As Chicago lurches toward summer through seesaw temperatures and torrential thunderstorms, chairs tentatively appear, and tables, upended, await the city’s contact sport of the season, alfresco dining. Despite Chicago’s newfound cosmopolitanism, it’s never been mistaken for the Paris of the Midwest—climatic chaos can swiftly thwart those partaking of a leisurely outdoor repast.
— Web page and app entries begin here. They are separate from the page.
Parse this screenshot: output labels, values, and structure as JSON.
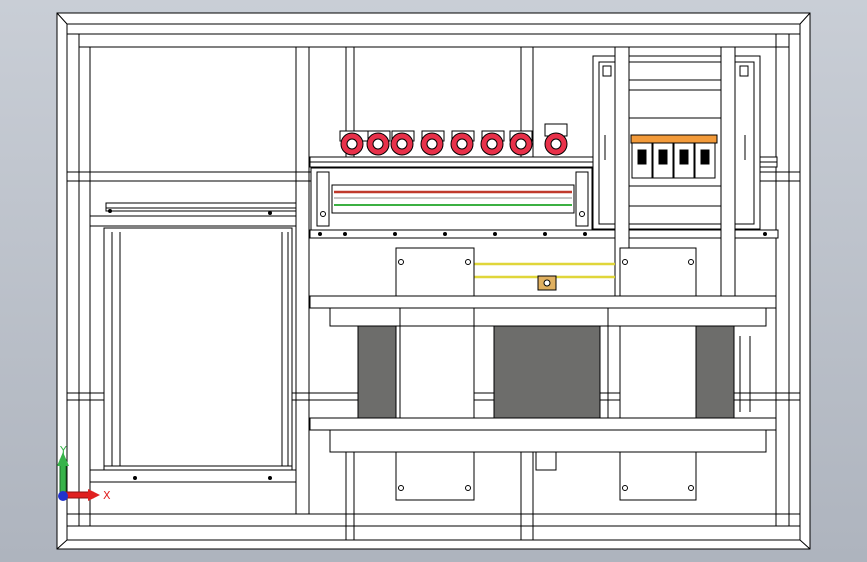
{
  "viewport": {
    "background_top": "#c9ced6",
    "background_bottom": "#aeb4be",
    "line_color": "#000000",
    "panel_fill": "#ffffff"
  },
  "components": {
    "current_transformer_count": 8,
    "current_transformer_color": "#e8314a",
    "breaker_count": 4,
    "breaker_strip_color": "#f29a3a",
    "transformer_core_color": "#6d6d6b",
    "busbar_yellow": "#e0d63a",
    "wire_red": "#c0392b",
    "wire_green": "#3cb043"
  },
  "triad": {
    "x_label": "X",
    "y_label": "Y",
    "x_color": "#e02020",
    "y_color": "#37b34a",
    "z_color": "#2233cc"
  }
}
But in those lilting moments between formidable thunderheads and sauna mugginess, urban oases do appear for a bucolic nosh and tipple.
The waiters at Fireside Restaurant, 5739 N. Ravenswood (773-561-7433), wear shirts adorned with the motto “Once you find us you won’t forget us.” Both halves of the phrase are equally true: unless you live within a couple leafy blocks of this Edgewater haunt, located just across the railroad tracks from the Rosehill Cemetery, you may never have known of its existence. But its impressive outdoor patio, intelligently tented to keep breezes blowing but rain from flowing, makes an afternoon memorable regardless of Harry Volkman’s forecast. The wood-planked, bilevel expanse can seat more than sixty for an extensive, hearty menu of upscale pub food and American dining at reasonable prices, with a drinks list to match, including a revolving roster of microbrews. Fireside loves potatoes —you can get a baked potato, fries, or some of the city’s tastiest mashed potatoes as a side dish with most sandwiches. The real draw, however, seems to be the BBQ ribs. A slab about the size of a xylophone appeared on every other plate one late Sunday afternoon. From 10am-3pm, a Sunday brunch features weekly specials and a do-it-yourself Bloody Mary bar with 150 different ingredients.
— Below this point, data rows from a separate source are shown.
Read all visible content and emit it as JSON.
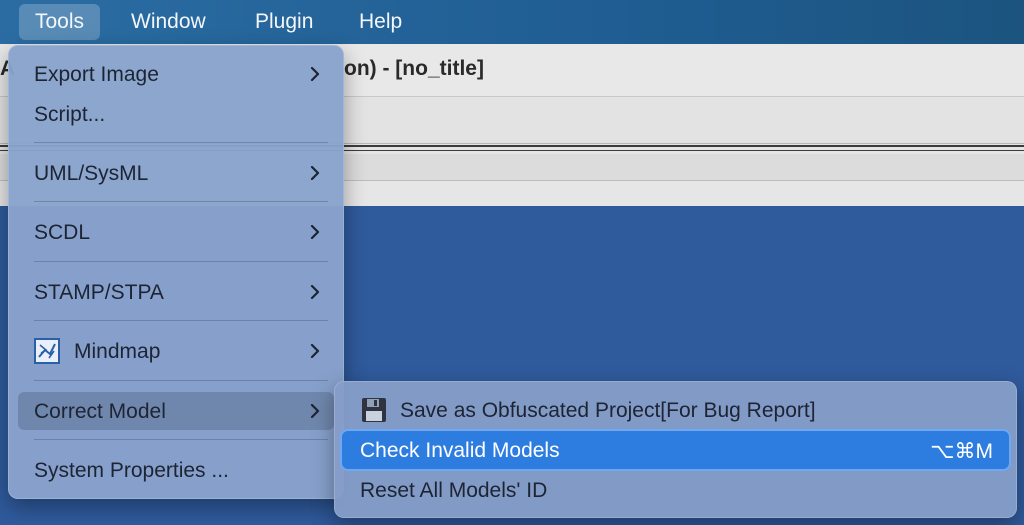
{
  "menubar": {
    "items": [
      {
        "label": "Tools"
      },
      {
        "label": "Window"
      },
      {
        "label": "Plugin"
      },
      {
        "label": "Help"
      }
    ]
  },
  "window": {
    "title_visible": "on) - [no_title]",
    "title_left_fragment": "A"
  },
  "tools_menu": {
    "items": [
      {
        "label": "Export Image",
        "has_submenu": true
      },
      {
        "label": "Script...",
        "has_submenu": false
      },
      {
        "label": "UML/SysML",
        "has_submenu": true
      },
      {
        "label": "SCDL",
        "has_submenu": true
      },
      {
        "label": "STAMP/STPA",
        "has_submenu": true
      },
      {
        "label": "Mindmap",
        "has_submenu": true,
        "icon": "mindmap-icon"
      },
      {
        "label": "Correct Model",
        "has_submenu": true,
        "highlighted": true
      },
      {
        "label": "System Properties ...",
        "has_submenu": false
      }
    ]
  },
  "correct_model_submenu": {
    "items": [
      {
        "label": "Save as Obfuscated Project[For Bug Report]",
        "icon": "floppy-disk-icon"
      },
      {
        "label": "Check Invalid Models",
        "shortcut": "⌥⌘M",
        "selected": true
      },
      {
        "label": "Reset All Models' ID"
      }
    ]
  },
  "colors": {
    "menubar": "#1f5d92",
    "menu_bg": "#89a3cd",
    "selection": "#2d7de0",
    "canvas": "#2f5a9c"
  }
}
Around July, this city gets so muggy the mosquitoes are lugging dehumidifiers. A great way to get out of the kitchen is to stake a claim at one of Ennui Café’s, 6981 N. Sheridan (773-973-2233), outdoor tables with a nice extra-large iced latté. The interior, with its black-and-white tiled floor, hanging plants and local art, fairly rattles with industrial-sized electric fans. But the twenty or so outdoor seats are perfectly situated among trees and planters on a Sheridan Road corner between and Lunt and Morse—two blocks from the beach, with lake breezes virtually guaranteed. Loyola students come and go, talking more of law than Michelangelo, but Rogers Park locals of all ages and stripes seek respite from the swelter here until 11pm, playing chess or arguing politics.
Only a sidewalk strip of seating is provided for patrons of the Chicago Brauhaus in Lincoln Square, 4732 N. Lincoln (773-784-4444), but this place is tops for Teutonic tipples. The owner of this Bavarian restaurant has a singular passion for German beer and, on one Saturday afternoon, spoke at great length about his unique “beer-glass bidet,” which chills glasses to the temperature of the Spaten, Steigl, Bitburger and other brews pouring forth from the taps—no more, no less. You’d be hard-pressed to find better pretzels in Munich. But perhaps liver-dumpling soup is more appetizing around Oktoberfest, ja?
Without intentionally re-establishing Franco-Prussian hostilities, Lincoln Square’s—and perhaps Chicago’s—most unabashedly romantic spot for outdoor dining is Bistro Campagne, 4518 N. Lincoln (773-271-6100), located in the former Villa Kula space. White table linens, surrounded by lush foliage, strings of lights, a fountain, and brick pathways illuminated by lanterns, create a secluded environment perfect for classic French bistro fare such as escargots, steak frites and créme brulée.
If the breezes are lightly puffing, and wispy clouds are lazily drifting above a 75-degree weekend afternoon, you’d hardly find a more idyllic retreat than La Creperie, 2845 N. Clark (773-528-9050). A Lakeview institution since 1971, its signature crépes aren’t quite as authentic as the younger Crépes de Paris, further down on Clark past Fullerton; but who could really mind, while dreamily whiling away the hours in the quiet backyard garden, with its lovely shade trees, burbling fountain and festive lights? The ambience is perfectly South of France here, with reasonably priced wines and a splendid Normandy cider, and after a bottle or two among friends you may completely forget you’re in Middle America. Be prepared for a brunch crunch, as diners descend to the white-and-red checked tablecloths at 11am sharp for specials like a cream-cheese omelette, accompanied by strong French coffee. But by 2 or 3pm, quiet chatter and languorous service invite you to strongly consider 35-hour workweeks and an August holiday.
The stretch of Southport between School and Addison streets welcomes a host of curbside dining opportunities. After a couple hours beneath the twinkling stars of the Music Box Theater, reacquaint your eyes with the daylight at nearby Cullen’s, 3741 N. Southport (773-975-0600), one of the few Irish pubs in the city where outdoor seating and Irish brogues may both be found in abundance. Traditional Irish dishes and brews are excellent, of course, but there are those who make an excursion here simply for the finely balanced Bloody Marys, which include a generous lump of horseradish resting on an oversized cucumber slice.